If you came here to read about how the fight was boring, how you wasted $100, how Pacquiao was cheated, or how Mayweather just ran around, then you have come to the wrong place. To be honest, I did not even watch the fight. I was in bed by 9. No, my problems with the fight came way before they touched gloves.
The boxing match between Floyd Mayweather and Manny Pacquiao was to be the "Fight of the Century." I can see that. Match up two incredibly talented athletes, both with stellar records, add a lot of hype, and even more money and you have a battle for greatness! Wait....greatness?
When did the standard of greatness become so low? Greatness used to mean something. The term was given to people who went above and beyond their everyday profession and used their talents to better others, not just themselves. If Winston Churchill was alive today, I guarantee Justin Bieber would have twice as many followers as him on Twitter. It seems the true "great ones" of today are lost in our media-driven society filled with cheating scandals and reality TV.

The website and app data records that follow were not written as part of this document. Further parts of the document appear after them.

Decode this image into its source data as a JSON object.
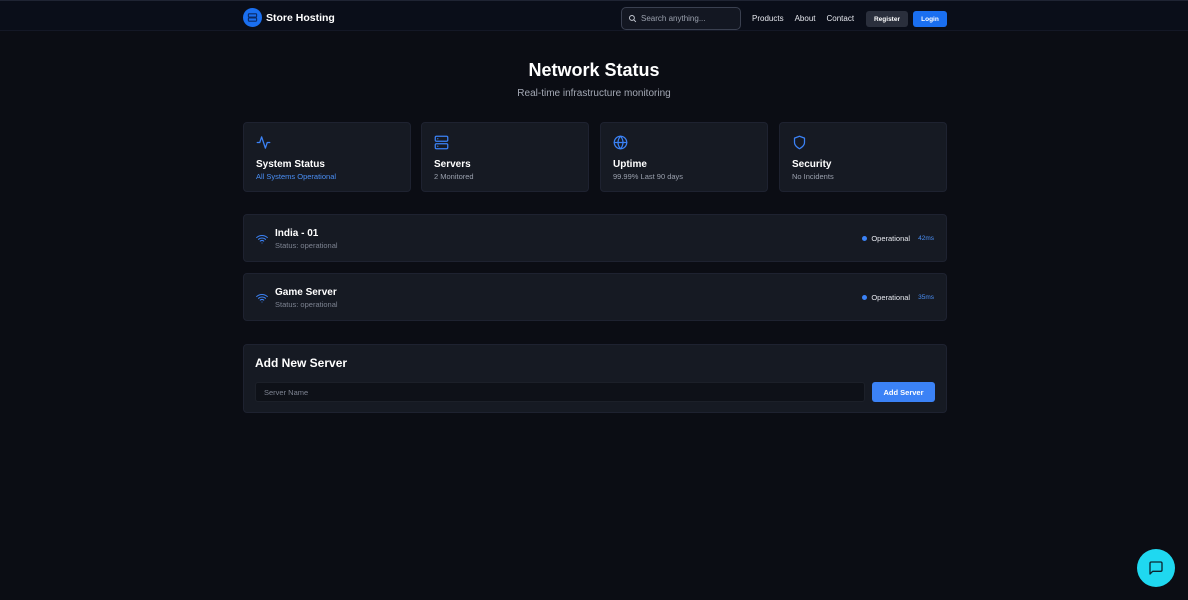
{
  "brand": {
    "name": "Store Hosting",
    "logo_icon": "server-stack-icon",
    "logo_color": "#1a6ff0"
  },
  "search": {
    "placeholder": "Search anything...",
    "value": ""
  },
  "nav": {
    "links": [
      "Products",
      "About",
      "Contact"
    ],
    "register_label": "Register",
    "login_label": "Login"
  },
  "hero": {
    "title": "Network Status",
    "subtitle": "Real-time infrastructure monitoring"
  },
  "stats": [
    {
      "icon": "activity-icon",
      "title": "System Status",
      "subtitle": "All Systems Operational",
      "accent": true
    },
    {
      "icon": "server-icon",
      "title": "Servers",
      "subtitle": "2 Monitored",
      "accent": false
    },
    {
      "icon": "globe-icon",
      "title": "Uptime",
      "subtitle": "99.99% Last 90 days",
      "accent": false
    },
    {
      "icon": "shield-icon",
      "title": "Security",
      "subtitle": "No Incidents",
      "accent": false
    }
  ],
  "servers": [
    {
      "name": "India - 01",
      "status": "Status: operational",
      "badge": "Operational",
      "latency": "42ms"
    },
    {
      "name": "Game Server",
      "status": "Status: operational",
      "badge": "Operational",
      "latency": "35ms"
    }
  ],
  "add_server": {
    "title": "Add New Server",
    "input_placeholder": "Server Name",
    "input_value": "",
    "button_label": "Add Server"
  },
  "chat": {
    "icon": "chat-bubble-icon",
    "color": "#1fd8f0"
  },
  "colors": {
    "accent": "#3b82f6",
    "brand": "#1a6ff0",
    "background": "#0b0d14",
    "card": "#161a23"
  }
}
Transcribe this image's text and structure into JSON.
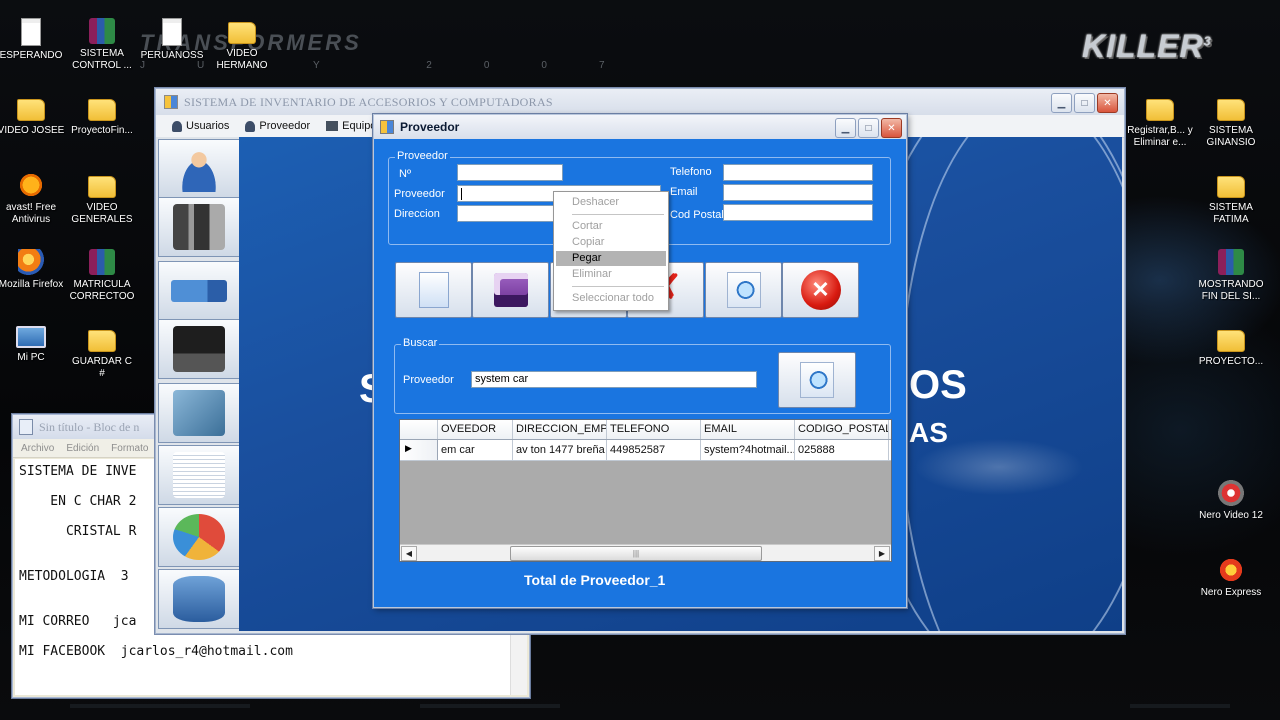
{
  "desktop": {
    "wallpaper_text": "TRANSFORMERS",
    "wallpaper_subtext": "JULY 2007",
    "logo_text": "KILLER",
    "logo_sup": "3",
    "icons": [
      {
        "label": "ESPERANDO"
      },
      {
        "label": "SISTEMA CONTROL ..."
      },
      {
        "label": "PERUANOSS"
      },
      {
        "label": "VIDEO HERMANO"
      },
      {
        "label": "VIDEO JOSEE"
      },
      {
        "label": "ProyectoFin..."
      },
      {
        "label": "avast! Free Antivirus"
      },
      {
        "label": "VIDEO GENERALES"
      },
      {
        "label": "Mozilla Firefox"
      },
      {
        "label": "MATRICULA CORRECTOO"
      },
      {
        "label": "Mi PC"
      },
      {
        "label": "GUARDAR C #"
      },
      {
        "label": "Registrar,B... y Eliminar e..."
      },
      {
        "label": "SISTEMA GINANSIO"
      },
      {
        "label": "SISTEMA FATIMA"
      },
      {
        "label": "MOSTRANDO FIN DEL SI..."
      },
      {
        "label": "PROYECTO..."
      },
      {
        "label": "Nero Video 12"
      },
      {
        "label": "Nero Express"
      }
    ]
  },
  "notepad": {
    "title": "Sin título - Bloc de n",
    "menu": [
      "Archivo",
      "Edición",
      "Formato"
    ],
    "lines": [
      "SISTEMA DE INVE",
      "    EN C CHAR 2",
      "      CRISTAL R",
      "METODOLOGIA  3",
      "MI CORREO   jca",
      "MI FACEBOOK  jcarlos_r4@hotmail.com"
    ]
  },
  "main_window": {
    "title": "SISTEMA DE INVENTARIO DE ACCESORIOS Y  COMPUTADORAS",
    "menu": [
      {
        "label": "Usuarios"
      },
      {
        "label": "Proveedor"
      },
      {
        "label": "Equipo"
      }
    ],
    "bg_text_1": "S",
    "bg_text_2": "OS",
    "bg_text_3": "AS"
  },
  "proveedor_form": {
    "title": "Proveedor",
    "group_label": "Proveedor",
    "labels": {
      "numero": "Nº",
      "proveedor": "Proveedor",
      "direccion": "Direccion",
      "telefono": "Telefono",
      "email": "Email",
      "cod_postal": "Cod Postal"
    },
    "values": {
      "numero": "",
      "proveedor": "",
      "direccion": "",
      "telefono": "",
      "email": "",
      "cod_postal": ""
    },
    "context_menu": {
      "items": [
        {
          "label": "Deshacer",
          "enabled": false
        },
        {
          "label": "Cortar",
          "enabled": false
        },
        {
          "label": "Copiar",
          "enabled": false
        },
        {
          "label": "Pegar",
          "enabled": true,
          "highlighted": true
        },
        {
          "label": "Eliminar",
          "enabled": false
        },
        {
          "label": "Seleccionar todo",
          "enabled": false
        }
      ]
    },
    "buscar": {
      "group_label": "Buscar",
      "label": "Proveedor",
      "value": "system car"
    },
    "grid": {
      "columns": [
        "OVEEDOR",
        "DIRECCION_EMPR",
        "TELEFONO",
        "EMAIL",
        "CODIGO_POSTAL"
      ],
      "rows": [
        [
          "em car",
          "av ton 1477 breña",
          "449852587",
          "system?4hotmail....",
          "025888"
        ]
      ],
      "row_marker": "▶"
    },
    "total_label": "Total de Proveedor_1"
  },
  "colors": {
    "form_bg": "#1a75e0",
    "mdi_bg": "#1a4f9e",
    "close_red": "#d9553c"
  }
}
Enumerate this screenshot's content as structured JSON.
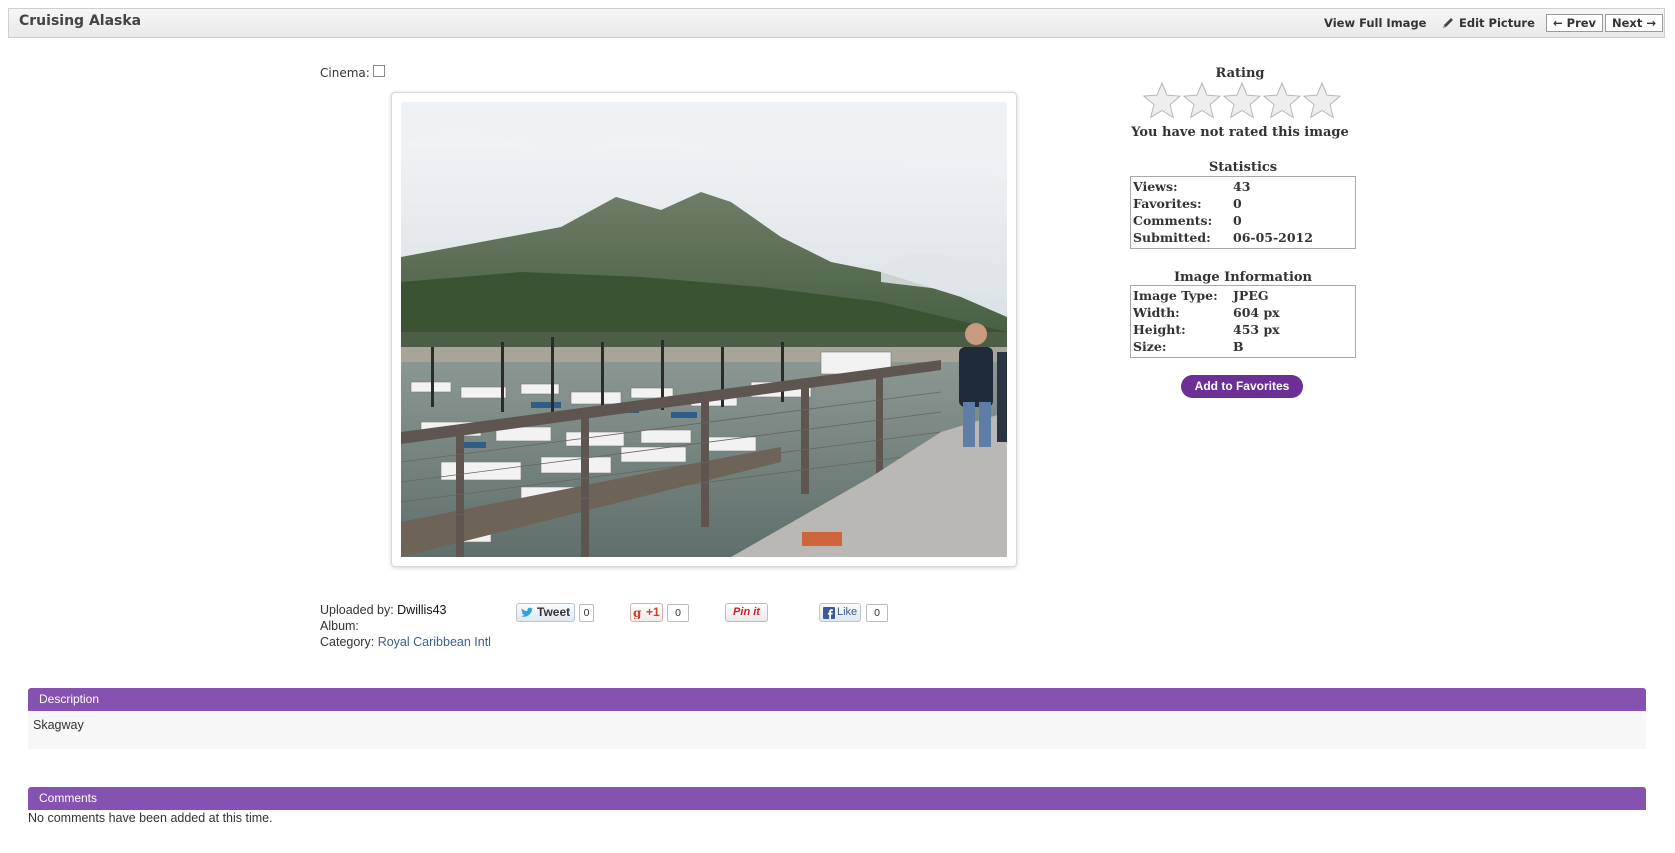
{
  "header": {
    "title": "Cruising Alaska",
    "view_full_image": "View Full Image",
    "edit_picture": "Edit Picture",
    "prev": "← Prev",
    "next": "Next →"
  },
  "cinema": {
    "label": "Cinema:",
    "checked": false
  },
  "rating": {
    "title": "Rating",
    "stars_total": 5,
    "stars_filled": 0,
    "message": "You have not rated this image"
  },
  "statistics": {
    "title": "Statistics",
    "rows": [
      {
        "label": "Views:",
        "value": "43"
      },
      {
        "label": "Favorites:",
        "value": "0"
      },
      {
        "label": "Comments:",
        "value": "0"
      },
      {
        "label": "Submitted:",
        "value": "06-05-2012"
      }
    ]
  },
  "image_info": {
    "title": "Image Information",
    "rows": [
      {
        "label": "Image Type:",
        "value": "JPEG"
      },
      {
        "label": "Width:",
        "value": "604 px"
      },
      {
        "label": "Height:",
        "value": "453 px"
      },
      {
        "label": "Size:",
        "value": "B"
      }
    ]
  },
  "favorites_button": "Add to Favorites",
  "meta": {
    "uploaded_by_label": "Uploaded by:",
    "uploaded_by": "Dwillis43",
    "album_label": "Album:",
    "album": "",
    "category_label": "Category:",
    "category": "Royal Caribbean Intl"
  },
  "social": {
    "tweet_label": "Tweet",
    "tweet_count": "0",
    "gplus_label": "+1",
    "gplus_count": "0",
    "pin_label": "Pin it",
    "like_label": "Like",
    "like_count": "0"
  },
  "description": {
    "title": "Description",
    "text": "Skagway"
  },
  "comments": {
    "title": "Comments",
    "text": "No comments have been added at this time."
  },
  "colors": {
    "accent": "#8652b1",
    "button": "#6c2f96"
  }
}
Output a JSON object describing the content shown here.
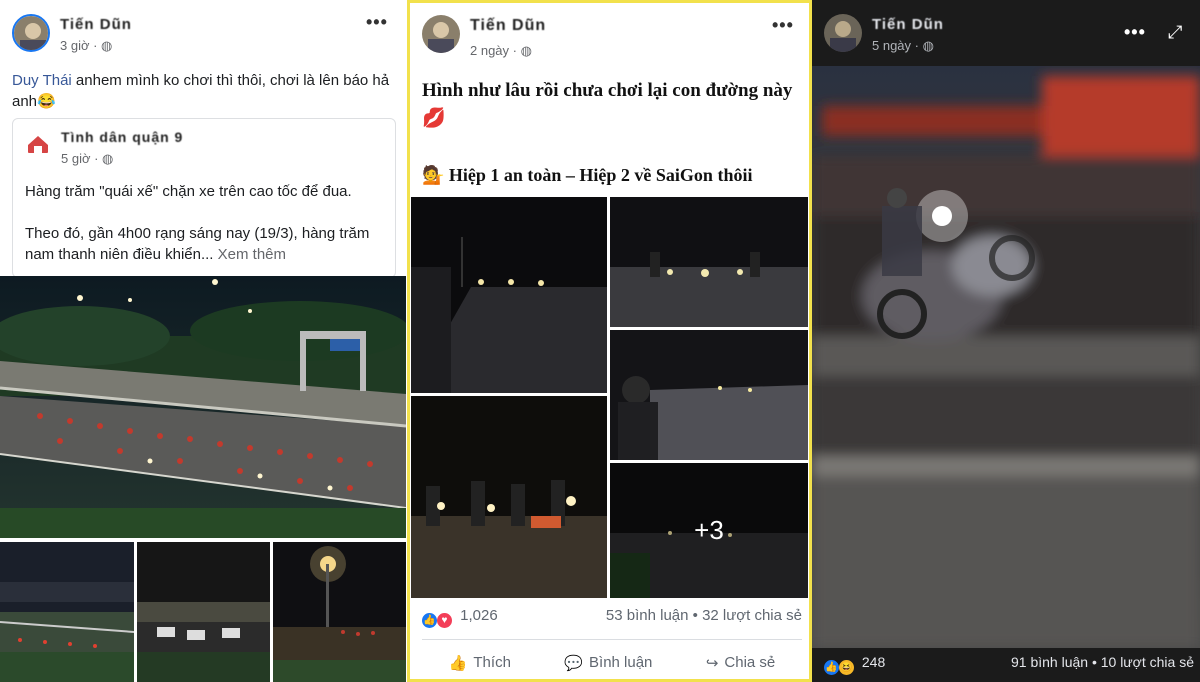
{
  "post1": {
    "author": "Tiến Dũn",
    "time": "3 giờ · ",
    "more": "•••",
    "mention": "Duy Thái",
    "text": " anhem mình ko chơi thì thôi, chơi là lên báo hả anh😂",
    "shared": {
      "author": "Tình dân quận 9",
      "time": "5 giờ · ",
      "headline": "Hàng trăm \"quái xế\" chặn xe trên cao tốc để đua.",
      "body": "Theo đó, gần 4h00 rạng sáng nay (19/3), hàng trăm nam thanh niên điều khiển...",
      "see_more": "Xem thêm"
    }
  },
  "post2": {
    "author": "Tiến Dũn",
    "time": "2 ngày · ",
    "more": "•••",
    "caption_line1": "Hình như lâu rồi chưa chơi lại con đường này 💋",
    "caption_line2": "💁 Hiệp 1 an toàn – Hiệp 2 về SaiGon thôii",
    "more_photos": "+3",
    "reaction_count": "1,026",
    "comments_shares": "53 bình luận • 32 lượt chia sẻ",
    "actions": {
      "like": "Thích",
      "comment": "Bình luận",
      "share": "Chia sẻ"
    }
  },
  "post3": {
    "author": "Tiến Dũn",
    "time": "5 ngày · ",
    "more": "•••",
    "expand": "⤢",
    "reaction_count": "248",
    "comments_shares": "91 bình luận • 10 lượt chia sẻ"
  },
  "colors": {
    "facebook_blue": "#1877f2",
    "mention": "#385898",
    "highlight_border": "#f2e14c",
    "dark_bg": "#1b1b1b"
  }
}
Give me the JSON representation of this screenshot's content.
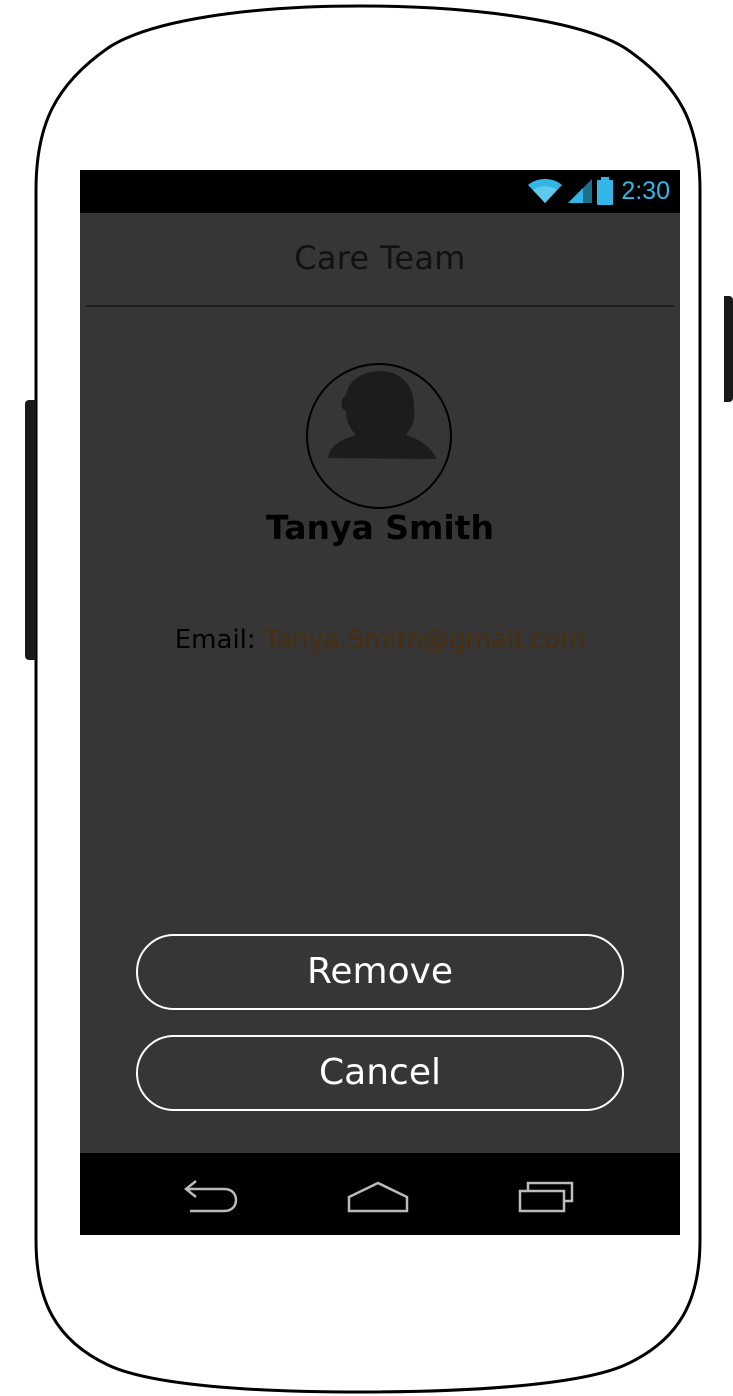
{
  "status_bar": {
    "time": "2:30",
    "icons": [
      "wifi-icon",
      "signal-icon",
      "battery-icon"
    ],
    "time_color": "#33b5e5"
  },
  "header": {
    "title": "Care Team"
  },
  "contact": {
    "name": "Tanya Smith",
    "avatar_icon": "user-silhouette-icon",
    "email_label": "Email:",
    "email_value": "Tanya.Smith@gmail.com"
  },
  "actions": {
    "remove_label": "Remove",
    "cancel_label": "Cancel"
  },
  "nav_bar": {
    "icons": [
      "back-icon",
      "home-icon",
      "recent-apps-icon"
    ]
  },
  "colors": {
    "screen_background": "#363636",
    "email_link": "#4a2e0d",
    "button_outline": "#ffffff"
  }
}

Sadly, money rules, sex sells, and there is no such thing as bad publicity. Which brings me to Saturday's winner, Floyd Mayweather. His history of domestic violence, which extends over a dozen years, did not hurt the hype of the fight, did not deter his sponsors, and did not effect his payout. Not at all. During the days leading up to the fight and, of course, during the actual fight itself, my news feeds were cluttered with winner predictions, punch by punch updates, and disagreements over the results.
Is it just me or does anyone else think it is ridiculous that our society idolizes a man who displays no moral value or integrity and also financially supports a sports organization that condones such behavior. With greatness comes responsibility. So, if Mayweather is our generation's version of greatness then he better step up!
One of my dearest friends summed it up so perfectly:
"I completely agree that with greatness should come responsibility, especially to the kids that look up to you. I could care less about the athletic ability of any sports figure who doesn't comport him or herself in a way that is, at the very least, not harmful to kids. That's why I like Tebow despite the pummeling he gave my Seminoles throughout my undergrad years at FSU, and that's also why my dislike of Michael Vick was one of the reasons I chose to pursue a career in law. But of course, I blame the organization as much as I blame the players in many instances. Higher moral standards should be required of every athlete and it would be nice if the organizations that took on these players while they are still kids provided more support to help them manage the fame and fortune."
I guess it is not fair for me to compare today's most influential persons to that of Abraham Lincoln, Martin Luther King Jr., Eleanor Roosevelt, or Mother Teresa. But is it too much to ask that you use your God-given talent to better someone or something other than yourself? Billie Jean King, winner of 38 Grand Slam titles, also battled for women equality. Pele, winner of three World Cups, is also an advocate of overcoming poverty.
I am a firm believer in second chances. Mayweather's opponent, Pacquiao, was no angel himself. He admits to a past life of drinking, gambling, and women. Nowadays, you will most likely hear him share his testimony of how the Lord changed his life or how he one day aspires to becoming the President of the Philippines. He also financially supports his homeland's hungry and homeless, and the building of schools and hospitals. Now that is how you use your talent for good.
Mayweather, you are the undisputed champion. Your talent is evident and your impact on society is apparent. You have the power...now show some responsibility. Make a difference.